Buying a Classic Mini Project for Restoration

We are frequently asked about sourcing restoration projects for our customers. This is now becoming a popular way to buy a Classic mini on a limited budget.

Firstly, let us consider why so many of these projects are started but never finished. We think the answer is that people get too carried away at the point of buying their intended project and do not consider their own capabilities and the costs that are involved.

Two core techniques are usually required to complete a restoration, the ability to weld and thereafter to paint the car. So if you cannot weld, seek professional guidance and get some costings before you buy the project car. Most tradesman are able to give a price indication if shown good quality digital photographs. Respray costs vary significantly, so talk to your local bodyshops

Buying a project car

When buying a project car you must appreciate it will need significant work to get the car roadworthy. Ensure that you inspect the car in detail, read our “What to look for” page, these are the areas that will need inspection and possibly rectification. You are better off in many cases buying from specialists, they know how to appraise a car correctly and will describe the car as it really is. Buying from non specialists whose knowledge is limited is a precarious practice as you may be biting off more than you can chew.

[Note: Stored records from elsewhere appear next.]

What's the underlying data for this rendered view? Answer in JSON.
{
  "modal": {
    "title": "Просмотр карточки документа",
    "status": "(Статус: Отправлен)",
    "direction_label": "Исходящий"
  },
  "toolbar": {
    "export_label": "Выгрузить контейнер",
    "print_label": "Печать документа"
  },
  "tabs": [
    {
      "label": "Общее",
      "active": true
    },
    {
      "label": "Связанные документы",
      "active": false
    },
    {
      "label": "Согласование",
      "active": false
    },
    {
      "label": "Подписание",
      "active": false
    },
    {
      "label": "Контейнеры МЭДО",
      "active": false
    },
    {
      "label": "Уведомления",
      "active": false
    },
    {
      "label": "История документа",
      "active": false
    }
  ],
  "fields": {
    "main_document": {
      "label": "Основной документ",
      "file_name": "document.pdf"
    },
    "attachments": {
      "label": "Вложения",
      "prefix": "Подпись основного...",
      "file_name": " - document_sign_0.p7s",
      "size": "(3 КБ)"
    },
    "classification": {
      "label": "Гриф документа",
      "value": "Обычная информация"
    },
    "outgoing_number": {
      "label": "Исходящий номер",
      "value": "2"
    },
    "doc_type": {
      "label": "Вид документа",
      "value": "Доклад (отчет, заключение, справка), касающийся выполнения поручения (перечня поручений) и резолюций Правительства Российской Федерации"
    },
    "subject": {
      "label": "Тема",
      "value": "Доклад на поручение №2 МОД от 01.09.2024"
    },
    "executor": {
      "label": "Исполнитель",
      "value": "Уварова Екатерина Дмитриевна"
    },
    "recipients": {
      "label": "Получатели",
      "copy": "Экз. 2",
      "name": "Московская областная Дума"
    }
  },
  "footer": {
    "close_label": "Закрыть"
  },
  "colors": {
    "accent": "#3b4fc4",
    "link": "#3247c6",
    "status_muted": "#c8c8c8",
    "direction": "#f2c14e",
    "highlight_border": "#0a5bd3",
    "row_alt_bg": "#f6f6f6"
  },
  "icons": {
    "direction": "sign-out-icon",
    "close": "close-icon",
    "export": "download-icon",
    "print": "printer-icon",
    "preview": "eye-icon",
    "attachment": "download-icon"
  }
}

Replacing outer sills is hard enough, replacing the full inner sill is a lot more involved!

When deciding on your project car concentrate on vehicle structure, inspect all mini rust areas with a light hammer and take a magnet along, as magnets to not attract to body filler!! Do not be attracted by a walnut dashboard or alloy wheels. Check that the registration document is present and the details match the car, check engine number and chassis plate. It is always worth while checking that the car has not been previously written off. Whilst the engine is obviously a handy addition, do not be too put off it it will not start, engines, especially 998cc units are cheap enough to pick up even now. A 1275cc unit though will be significantly more expensive as they are a more wanted commodity.


A gentleman bought this car in January 2008, it was described as just needing the brakes repairing and the micro blistering on the paintwork resolving, being a genuine MKII Cooper the new owner paid £4,500 for it.

He did not initially check whether the engine or in fact the car was a genuine Cooper, fortunately when we did do all the checks it did came up as the genuine article. He saw the twin SU’s, the sexy leather seats, the cute alloys and he soon parted with his money!

The car was taken to a bodyshop for an estimate for repainting. The car was fully inspected and the report was as follows:

Vast amount of the exterior panels were subject to body filler
Metal plates were riveted into the floor pan
The floor where the rear subframe mounts was totally corroded away
The car needed to be taken back to bare metal
The boot floor required totally replacing 
Dexion – welded into the inner sill
When we spoke to the owner, he felt the car looked OK so he bought it. What he really meant was: I fell in love with its colour scheme, cool retro seats and a classic Mini Cooper badge!!

Enter, Rutland Minis

The car is currently being restored, in view of the volume of work required and all the hidden bodging a firm price cannot be established, but he was told the bill will not be LESS than £4,000. That makes a very expensive MKII Mini Cooper when you add on the purchase price.

Buying a project car is a mine field. If you settle on a car like the one above you might as well buy a fully restored car now, as it will be cheaper and a load less stressful. If not planned thoroughly, restoration work budgets are easily exceeded; therefore, it is vital to inspect every facet of the car you intend to buy.

Also, consider taking the car for a MOT, this will give a clear indication of what you are taking on. I appreciate that an MOT costs £50, but far better to spend that, than get involved with a car similar to the Cooper used for this example

To conclude, collect quotes for labour costs and all the parts required before purchasing a project car. Otherwise your project will remain just that and your garage will remain looking like a scrap yard! At Rutland Minis, we now undertake restoration works on customers cars.

© 2018 Rutland Minis